Inadequate round key generation can result in weak encryption. Generating round keys using non-random or predictable methods can expose the encryption to attacks. It is critical to use reliable and secure techniques to generate round keys.
Optimizing AES Key Calculation
To enhance the efficiency of AES key calculation, several optimization techniques can be employed. These techniques aim to streamline the process without compromising the security of AES encryption.
Efficient Key Expansion Techniques
Optimizing the key expansion process can significantly reduce the time and resources required for key calculation. Implementing efficient algorithms and data structures can improve the overall performance of AES encryption.
Speeding Up Round Key Generation
The round key generation process can be time-consuming, especially for larger key sizes. Employing optimization techniques such as parallel processing and caching can accelerate the generation of round keys, enhancing the overall speed of AES encryption.
- AES encryption relies on a secure key for data protection.
- Key calculation involves initial preparation, expansion, and round key generation.
- Key size impacts security, with larger keys providing stronger encryption.
- The S-Box enhances AES security by introducing non-linearity.
- Avoid common mistakes like mismatched key sizes and inadequate round key generation for robust AES encryption.
What is AES encryption, and why is key calculation important?
What are the steps involved in key calculation for AES encryption?
Key calculation involves initial key preparation, key expansion, and round key generation. These steps ensure secure encryption.
How does key size affect AES encryption security?
Larger key sizes provide stronger encryption, making it exponentially harder for attackers to crack. Key size should match security requirements.
What role does the S-Box play in AES key calculation?

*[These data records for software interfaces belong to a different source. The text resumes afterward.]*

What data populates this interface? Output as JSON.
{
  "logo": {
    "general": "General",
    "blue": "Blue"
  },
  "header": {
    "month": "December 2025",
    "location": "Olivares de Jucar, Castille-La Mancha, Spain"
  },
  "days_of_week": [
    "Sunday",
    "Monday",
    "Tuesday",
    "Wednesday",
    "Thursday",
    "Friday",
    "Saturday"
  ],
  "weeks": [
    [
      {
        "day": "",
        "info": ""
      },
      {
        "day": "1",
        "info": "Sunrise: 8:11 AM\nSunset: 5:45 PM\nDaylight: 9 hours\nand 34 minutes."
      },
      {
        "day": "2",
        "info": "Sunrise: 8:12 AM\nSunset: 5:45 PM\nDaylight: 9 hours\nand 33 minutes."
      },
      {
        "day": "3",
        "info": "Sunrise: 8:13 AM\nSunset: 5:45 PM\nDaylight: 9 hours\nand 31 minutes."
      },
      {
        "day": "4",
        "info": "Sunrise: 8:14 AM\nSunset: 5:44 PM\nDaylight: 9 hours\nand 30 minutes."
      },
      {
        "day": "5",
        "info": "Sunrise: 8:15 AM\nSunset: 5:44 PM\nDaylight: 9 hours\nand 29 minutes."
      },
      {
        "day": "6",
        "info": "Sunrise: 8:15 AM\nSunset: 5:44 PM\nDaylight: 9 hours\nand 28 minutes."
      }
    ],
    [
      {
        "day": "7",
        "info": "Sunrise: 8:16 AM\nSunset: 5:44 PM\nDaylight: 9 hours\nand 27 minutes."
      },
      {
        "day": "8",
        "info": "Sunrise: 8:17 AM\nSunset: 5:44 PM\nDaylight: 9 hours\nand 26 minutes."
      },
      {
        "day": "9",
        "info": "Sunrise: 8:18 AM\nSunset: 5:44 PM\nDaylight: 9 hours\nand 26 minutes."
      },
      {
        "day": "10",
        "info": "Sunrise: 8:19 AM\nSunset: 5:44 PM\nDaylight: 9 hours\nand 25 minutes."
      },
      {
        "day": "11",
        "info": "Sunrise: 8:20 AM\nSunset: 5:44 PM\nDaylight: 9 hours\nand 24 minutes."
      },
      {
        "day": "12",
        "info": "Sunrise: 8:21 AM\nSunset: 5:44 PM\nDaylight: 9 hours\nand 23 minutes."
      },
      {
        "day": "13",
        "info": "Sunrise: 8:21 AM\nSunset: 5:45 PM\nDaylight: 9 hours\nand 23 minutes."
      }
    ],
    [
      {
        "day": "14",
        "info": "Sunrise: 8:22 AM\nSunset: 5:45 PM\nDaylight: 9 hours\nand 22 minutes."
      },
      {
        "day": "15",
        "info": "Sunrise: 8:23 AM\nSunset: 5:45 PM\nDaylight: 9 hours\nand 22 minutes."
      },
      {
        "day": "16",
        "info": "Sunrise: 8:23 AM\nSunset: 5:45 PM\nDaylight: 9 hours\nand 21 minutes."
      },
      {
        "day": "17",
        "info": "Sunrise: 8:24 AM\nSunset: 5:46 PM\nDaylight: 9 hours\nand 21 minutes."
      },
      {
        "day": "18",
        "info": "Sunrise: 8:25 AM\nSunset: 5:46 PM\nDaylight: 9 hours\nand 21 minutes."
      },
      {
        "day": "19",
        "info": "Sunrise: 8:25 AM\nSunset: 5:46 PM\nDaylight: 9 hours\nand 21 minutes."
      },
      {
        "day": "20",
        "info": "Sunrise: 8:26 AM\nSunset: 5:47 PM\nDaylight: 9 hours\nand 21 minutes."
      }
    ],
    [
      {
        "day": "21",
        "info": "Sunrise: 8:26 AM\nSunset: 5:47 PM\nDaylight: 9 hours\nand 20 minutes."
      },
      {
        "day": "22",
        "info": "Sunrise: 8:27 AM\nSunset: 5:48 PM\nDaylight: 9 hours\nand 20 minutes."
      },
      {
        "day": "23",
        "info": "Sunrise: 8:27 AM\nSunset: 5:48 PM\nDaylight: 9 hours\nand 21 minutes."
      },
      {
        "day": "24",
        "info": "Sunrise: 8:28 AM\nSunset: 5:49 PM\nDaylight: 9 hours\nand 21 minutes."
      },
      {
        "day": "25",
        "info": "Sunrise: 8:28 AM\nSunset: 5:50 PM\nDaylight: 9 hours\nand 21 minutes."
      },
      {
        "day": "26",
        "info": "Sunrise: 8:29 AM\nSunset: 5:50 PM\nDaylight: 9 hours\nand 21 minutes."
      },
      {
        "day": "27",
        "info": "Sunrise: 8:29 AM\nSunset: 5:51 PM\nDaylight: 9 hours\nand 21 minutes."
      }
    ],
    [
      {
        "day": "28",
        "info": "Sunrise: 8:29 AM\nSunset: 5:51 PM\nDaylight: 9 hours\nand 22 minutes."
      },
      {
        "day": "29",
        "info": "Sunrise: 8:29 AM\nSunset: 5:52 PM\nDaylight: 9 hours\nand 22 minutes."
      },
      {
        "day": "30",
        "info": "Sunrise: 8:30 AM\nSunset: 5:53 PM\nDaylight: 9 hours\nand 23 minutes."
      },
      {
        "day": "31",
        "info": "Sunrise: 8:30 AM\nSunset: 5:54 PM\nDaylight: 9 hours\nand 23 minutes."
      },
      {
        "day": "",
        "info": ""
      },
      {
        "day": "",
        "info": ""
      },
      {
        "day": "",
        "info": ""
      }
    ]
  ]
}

The S-Box is a critical component that adds non-linearity and confusion to AES encryption, making it more secure against various attacks.
What are common mistakes to avoid during AES key calculation?
Avoiding incorrect key sizes, inadequate round key generation, and using non-random methods for key generation are common mistakes to steer clear of.
Overall, understanding how to calculate the key for encrypting data in AES algorithms is crucial for ensuring the security and integrity of sensitive information. Following the proper steps, avoiding common mistakes, and leveraging optimization techniques can enhance the effectiveness and efficiency of AES encryption. By prioritizing key calculation, organizations can strengthen their data security measures and protect against potential threats.